## About this exercise
An exact repetition of all the entries that follow is required.

━━━━━ Source data

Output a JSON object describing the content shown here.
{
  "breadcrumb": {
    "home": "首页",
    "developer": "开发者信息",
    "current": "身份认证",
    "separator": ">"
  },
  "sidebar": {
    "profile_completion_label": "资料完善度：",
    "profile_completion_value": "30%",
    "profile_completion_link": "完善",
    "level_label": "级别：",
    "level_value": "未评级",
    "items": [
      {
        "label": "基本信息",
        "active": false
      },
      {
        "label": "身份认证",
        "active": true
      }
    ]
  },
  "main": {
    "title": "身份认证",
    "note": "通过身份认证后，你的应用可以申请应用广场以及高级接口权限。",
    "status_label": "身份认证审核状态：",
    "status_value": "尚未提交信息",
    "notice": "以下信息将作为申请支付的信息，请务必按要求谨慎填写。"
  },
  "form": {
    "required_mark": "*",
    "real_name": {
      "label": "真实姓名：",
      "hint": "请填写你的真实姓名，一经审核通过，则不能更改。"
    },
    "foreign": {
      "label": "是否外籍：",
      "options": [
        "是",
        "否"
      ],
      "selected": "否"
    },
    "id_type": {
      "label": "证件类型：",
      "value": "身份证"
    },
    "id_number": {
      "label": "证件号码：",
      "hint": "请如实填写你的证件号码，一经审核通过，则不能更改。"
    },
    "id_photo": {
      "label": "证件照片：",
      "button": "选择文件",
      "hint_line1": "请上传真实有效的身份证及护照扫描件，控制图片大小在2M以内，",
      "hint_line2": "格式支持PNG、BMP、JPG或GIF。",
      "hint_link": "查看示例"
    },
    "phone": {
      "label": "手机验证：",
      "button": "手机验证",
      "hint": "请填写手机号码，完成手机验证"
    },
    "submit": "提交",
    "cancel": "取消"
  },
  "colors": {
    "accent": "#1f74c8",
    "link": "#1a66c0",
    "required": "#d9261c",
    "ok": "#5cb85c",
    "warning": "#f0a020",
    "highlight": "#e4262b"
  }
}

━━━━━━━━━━

## Exercise response
Output a JSON object describing the content shown here.
{
  "breadcrumb": {
    "home": "首页",
    "developer": "开发者信息",
    "current": "身份认证",
    "separator": ">"
  },
  "sidebar": {
    "profile_completion_label": "资料完善度：",
    "profile_completion_value": "30%",
    "profile_completion_link": "完善",
    "level_label": "级别：",
    "level_value": "未评级",
    "items": [
      {
        "label": "基本信息",
        "active": false
      },
      {
        "label": "身份认证",
        "active": true
      }
    ]
  },
  "main": {
    "title": "身份认证",
    "note": "通过身份认证后，你的应用可以申请应用广场以及高级接口权限。",
    "status_label": "身份认证审核状态：",
    "status_value": "尚未提交信息",
    "notice": "以下信息将作为申请支付的信息，请务必按要求谨慎填写。"
  },
  "form": {
    "required_mark": "*",
    "real_name": {
      "label": "真实姓名：",
      "hint": "请填写你的真实姓名，一经审核通过，则不能更改。"
    },
    "foreign": {
      "label": "是否外籍：",
      "options": [
        "是",
        "否"
      ],
      "selected": "否"
    },
    "id_type": {
      "label": "证件类型：",
      "value": "身份证"
    },
    "id_number": {
      "label": "证件号码：",
      "hint": "请如实填写你的证件号码，一经审核通过，则不能更改。"
    },
    "id_photo": {
      "label": "证件照片：",
      "button": "选择文件",
      "hint_line1": "请上传真实有效的身份证及护照扫描件，控制图片大小在2M以内，",
      "hint_line2": "格式支持PNG、BMP、JPG或GIF。",
      "hint_link": "查看示例"
    },
    "phone": {
      "label": "手机验证：",
      "button": "手机验证",
      "hint": "请填写手机号码，完成手机验证"
    },
    "submit": "提交",
    "cancel": "取消"
  },
  "colors": {
    "accent": "#1f74c8",
    "link": "#1a66c0",
    "required": "#d9261c",
    "ok": "#5cb85c",
    "warning": "#f0a020",
    "highlight": "#e4262b"
  }
}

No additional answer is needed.